I personally am REALLY OPOSED to schools streaming classes, I do know there is data and research to say that higher bands of students excel in these environments, but what I’m REALLY concerned about is the social implications of labeling a student- is it not dissimilar to Jane Elliot’s labeling? Sure, it isn’t just based on physical attributes, but to a teenager it can be just as cruel and socially damaging.
While listening to various presenters at EdmodoCon present information about what they were and had been doing in their classrooms- I was hearing similar themes over and over. Their stories about how student learning was extended with a variety of activities that pushed conventional text book and examination boundaries I felt really once again passionate that students were pushing their limitations of what they thought their successes were BECAUSE their teachers were too.

Literacy hypothesis

We have an ongoing focus on literacy- each staff member is placed into groups where we formulated hypothesis that we would like to test. The hypotheses were created as a group- ours has recently been adapted to read:
“We believe our students are challenged to make connections and need to question new words/concepts which then impacts on their comprehension.”
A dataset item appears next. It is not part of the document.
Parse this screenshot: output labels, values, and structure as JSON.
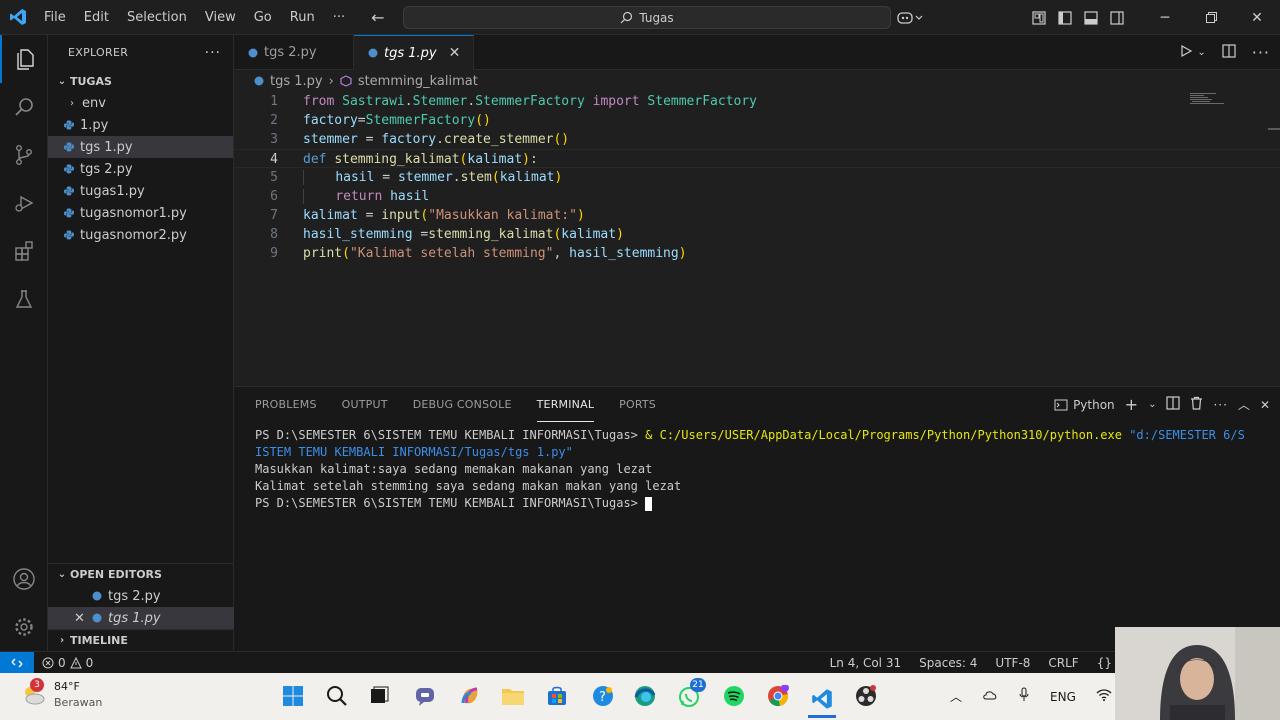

It is my task to TEST knowledge transfer between literacy tasks that are faculty specific, tomorrow is when I am teaching and implementing a written WORK FLOW PLAN scaffold for year 8 food-tech students to use when following a recipe.
The idea behind the work flow is that students are transferring the recipe method into a work flow pro-forma that allows them to map their time-management- this will be done with my assistance and direction tomorrow.
The work flow ALSO forces students to dissect the recipe method- making connections between the practical demonstration (ie: me cooking the recipe) but also re-writing the recipe steps to again connect terminology with practical methods in cookery (the key focus of the hypothesis).
My plan of action (ie: quick lesson plan) looks like this:
  1. Intro- what are we cooking? (macaroni and cheese!! yummo!! LOVE my job!!)
  2. Activate prior knowledge- talk about recipe context- wheat based foods, ingredients on tray and how they come together to forma particular taste.
  3. Infer word meanings- look at keywords in the recipe, prompt class for meaning
  4. Skim text- Read through steps, make an equipment list on board in BLACK (add ones they have not mentioned prior to the dem in RED)
  5. Testing! Test our collaborative equipment list and progress through demonstration- draw on prior learning (knife skills using stove) as I cook.
  6. WORK FLOW- Introduce format of the workflow, discuss use. Students use demonstration to write steps/times into their own workflow plan!! (ie- each students should be the similar)
  7. Testing! Students follow THEIR work flow during period 4 as they cook on their own macaroni and cheese.
  8. Evaluation: students evaluate performance of both the cooking prac AND the importance of the work flow plan.
Tomorrow I am going to video record the lesson so that the hypothesis can be tested in the FOLLOWING lesson, when students write the work-flow without a practical demonstration or assistance for their own final prac recipes- they have to interpret the recipe themselves and transfer it into the work flow WITHOUT assistance!!
For the record- here is what I THINK will happen; students will comfortably adapt workflow plan in lesson #1. Students will be able to to infer and predict SOME of the terms they havent seen before (remembering they are at year 8 level, and aren’t experienced chefs!).
As for doing the work flow on their own during lesson #2?? I’m not too sure, I don’t believe the majority of the class are independent learners (some are and are capable)- also the temptation to ask me for help and approval is great. I think it will be best tested as homework- I can get students to SELF help on Edmodo- would this be rule breaking??
Wish me luck!!